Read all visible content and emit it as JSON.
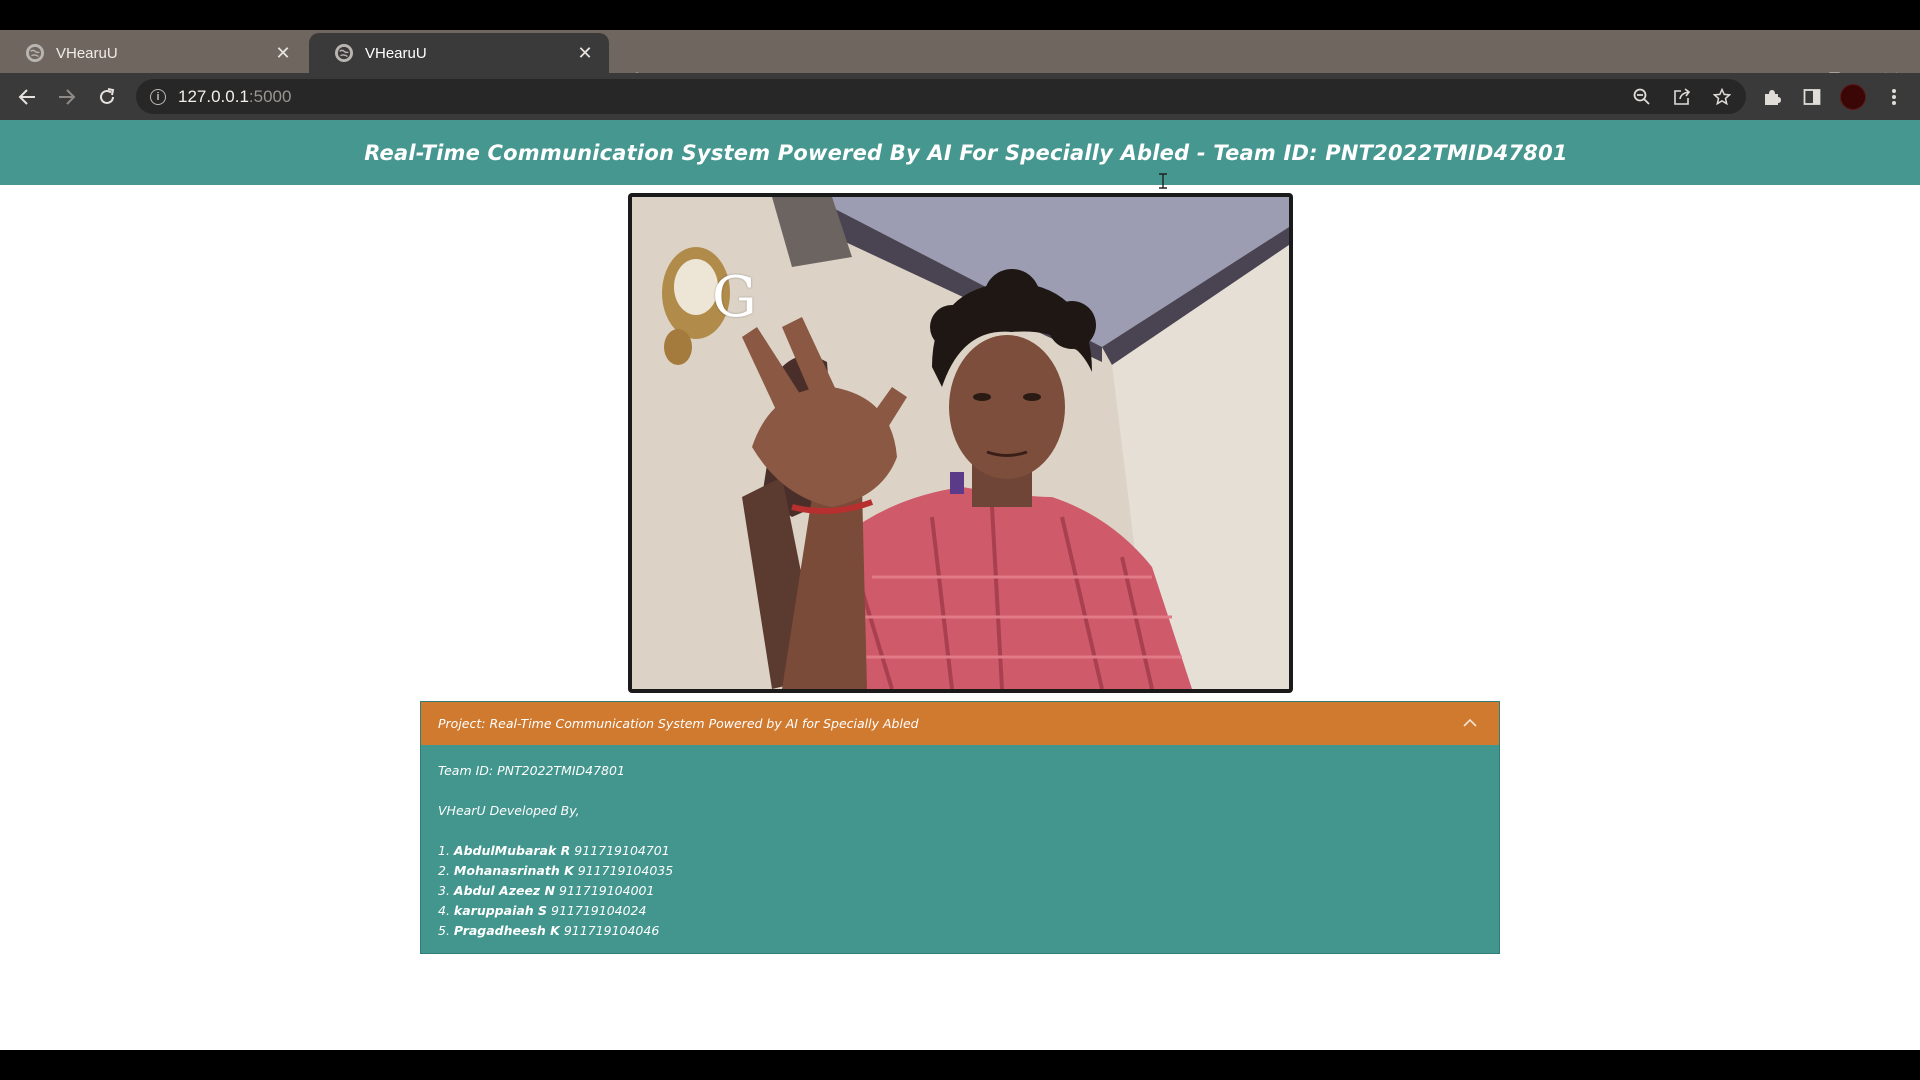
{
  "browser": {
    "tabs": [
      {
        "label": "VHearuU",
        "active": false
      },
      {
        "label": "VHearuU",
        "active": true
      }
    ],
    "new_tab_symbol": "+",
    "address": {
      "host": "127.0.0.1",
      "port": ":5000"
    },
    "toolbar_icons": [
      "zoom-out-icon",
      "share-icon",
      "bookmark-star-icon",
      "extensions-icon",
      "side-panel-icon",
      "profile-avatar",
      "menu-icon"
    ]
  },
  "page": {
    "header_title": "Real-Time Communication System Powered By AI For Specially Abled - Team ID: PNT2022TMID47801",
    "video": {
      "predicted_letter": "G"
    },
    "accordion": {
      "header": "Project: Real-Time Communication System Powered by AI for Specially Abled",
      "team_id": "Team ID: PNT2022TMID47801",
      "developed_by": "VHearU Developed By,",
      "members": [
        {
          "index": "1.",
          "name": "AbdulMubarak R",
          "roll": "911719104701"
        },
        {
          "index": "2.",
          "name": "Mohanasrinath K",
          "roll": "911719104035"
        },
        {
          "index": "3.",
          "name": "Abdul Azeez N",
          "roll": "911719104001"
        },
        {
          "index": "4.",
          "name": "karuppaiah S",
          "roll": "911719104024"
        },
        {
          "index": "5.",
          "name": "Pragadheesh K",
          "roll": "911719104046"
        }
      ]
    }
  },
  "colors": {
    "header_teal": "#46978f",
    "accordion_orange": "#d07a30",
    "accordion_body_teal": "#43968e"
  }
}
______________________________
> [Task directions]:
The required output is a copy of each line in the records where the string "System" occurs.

> [Answer space]:
    "header_title": "Real-Time Communication System Powered By AI For Specially Abled - Team ID: PNT2022TMID47801",
      "header": "Project: Real-Time Communication System Powered by AI for Specially Abled",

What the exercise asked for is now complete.